She expects to admit the first residents around Nov. 15, and a dedication ceremony will take place for the new $15 million facility at 10:30 a.m. Nov. 9. Texas Land Commissioner Jerry Patterson, members of the Texas Veterans Land Board and family members of the three men the facility is named for -- Medal of Honor recipients Travis Earl Watkins, of Gladewater, and James Marion Logan, of Kilgore, as well as Tuskegee Airman Samuel M. Garrison, of Tyler -- will attend the ceremony.
She said the site will be home to 100 veterans, their spouses or gold star parents, people who have lost a child to war.
Er'Shonda Finley, 21, Tyler, was at the Career Fair to fill out an application, hoping to get a job in laundry or housekeeping. She said she has been out of a job for about a year.
"I came to explore; to see what's going on," she said. "I think it (a career fair) is a real good idea to give people a chance to do something."
Danecia McGee, 20, Tyler, was looking for a job in housekeeping or food service. She said she recently worked in the food service industry and has been looking for work since July. "I need a job," she said.
Ms. McGee said career fairs are important because they give people a chance to go to one location to look for work, instead of wasting gas driving from job to job.
After Ms. Finley and Ms. McGee filled out applications, they took a tour, along with other applicants, of a home on the 20-acre property. Ms. Strickland gave the tour, showing them the differences in the veterans homes from a normal nursing home.
Out of the 14 people on Ms. Strickland's tour Wednesday afternoon, about half of the applicants had worked for a nursing home.
"It's not all about the nurses," she said. "It's about the residents and their relationships with their bedside caregivers."
She said nursing homes are built like hospitals so residents usually want to go home. But the veterans home will be built more like homes, with private beds and restrooms, a home-like kitchen and den, a fenced-in yard and other unique amenities.
Ms. Strickland said residents will not be prevented from being in the kitchen, and nothing is off limits because it is their home. Residents also can participate in meal preparation; cooking will sometimes be done outside for picnics and they hope
to start a garden behind each home, she said.
Pets are welcome to visit, and if a resident wants to have a pet move in, the decision will be made by all the residents in that home.
"We're trying to eliminate as many institutional practices as possible," she told the group. "We don't want institutional-type habits to creep back in here. We want to keep these homes."

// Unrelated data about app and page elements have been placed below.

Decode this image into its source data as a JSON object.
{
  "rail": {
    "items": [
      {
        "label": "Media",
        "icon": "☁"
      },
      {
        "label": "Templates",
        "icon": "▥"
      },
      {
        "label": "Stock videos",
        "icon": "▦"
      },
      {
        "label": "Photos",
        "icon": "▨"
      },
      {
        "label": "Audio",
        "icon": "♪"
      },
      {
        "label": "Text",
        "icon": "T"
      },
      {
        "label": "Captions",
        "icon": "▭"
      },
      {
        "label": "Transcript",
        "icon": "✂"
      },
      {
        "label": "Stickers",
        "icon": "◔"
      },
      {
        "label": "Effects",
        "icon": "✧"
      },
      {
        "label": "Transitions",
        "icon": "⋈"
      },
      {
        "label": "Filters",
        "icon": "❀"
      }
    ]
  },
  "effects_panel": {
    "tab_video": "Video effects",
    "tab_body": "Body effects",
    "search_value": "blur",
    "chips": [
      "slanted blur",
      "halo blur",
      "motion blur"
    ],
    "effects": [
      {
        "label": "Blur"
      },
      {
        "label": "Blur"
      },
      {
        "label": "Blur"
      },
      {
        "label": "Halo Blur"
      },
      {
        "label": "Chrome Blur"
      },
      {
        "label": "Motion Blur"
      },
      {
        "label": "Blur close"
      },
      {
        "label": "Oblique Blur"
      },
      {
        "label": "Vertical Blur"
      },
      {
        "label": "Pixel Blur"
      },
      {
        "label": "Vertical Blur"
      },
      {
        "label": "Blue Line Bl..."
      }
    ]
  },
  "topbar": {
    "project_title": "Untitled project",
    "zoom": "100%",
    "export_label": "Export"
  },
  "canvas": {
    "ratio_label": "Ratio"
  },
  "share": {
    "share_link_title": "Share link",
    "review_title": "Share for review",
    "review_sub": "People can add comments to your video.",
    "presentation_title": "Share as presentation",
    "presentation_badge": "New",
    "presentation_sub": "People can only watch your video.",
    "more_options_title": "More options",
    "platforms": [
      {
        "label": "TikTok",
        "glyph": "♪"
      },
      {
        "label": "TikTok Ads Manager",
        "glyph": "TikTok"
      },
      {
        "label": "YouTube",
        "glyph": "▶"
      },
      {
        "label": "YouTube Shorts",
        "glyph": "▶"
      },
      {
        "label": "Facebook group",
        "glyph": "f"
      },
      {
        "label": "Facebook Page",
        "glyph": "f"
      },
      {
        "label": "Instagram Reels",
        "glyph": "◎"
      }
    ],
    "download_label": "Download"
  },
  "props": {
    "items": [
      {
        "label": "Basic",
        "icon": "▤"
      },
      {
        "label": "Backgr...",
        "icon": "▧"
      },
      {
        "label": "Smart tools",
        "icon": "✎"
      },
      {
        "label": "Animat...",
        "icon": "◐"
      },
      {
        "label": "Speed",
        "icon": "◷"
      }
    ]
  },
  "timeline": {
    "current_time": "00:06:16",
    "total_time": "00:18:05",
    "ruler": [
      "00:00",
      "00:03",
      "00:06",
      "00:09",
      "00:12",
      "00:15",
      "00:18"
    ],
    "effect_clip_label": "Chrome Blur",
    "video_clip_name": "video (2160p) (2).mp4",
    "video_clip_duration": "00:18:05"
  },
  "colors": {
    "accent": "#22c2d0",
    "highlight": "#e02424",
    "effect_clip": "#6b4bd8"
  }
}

Each of the 10 homes will be 9,500 square feet and will sit on property donated by and located just north of The University of Texas Health Science Center at Tyler. The center will be the first in the nation to use the small house concept to care for veterans, she said.
The home is funded by a $12 million grant from the U.S. Department of Veterans Affairs, with the remaining 35 percent paid for by the Texas Veterans Land Board. For more in
formation, call 210-828-5686 or visit www.tylervethome.com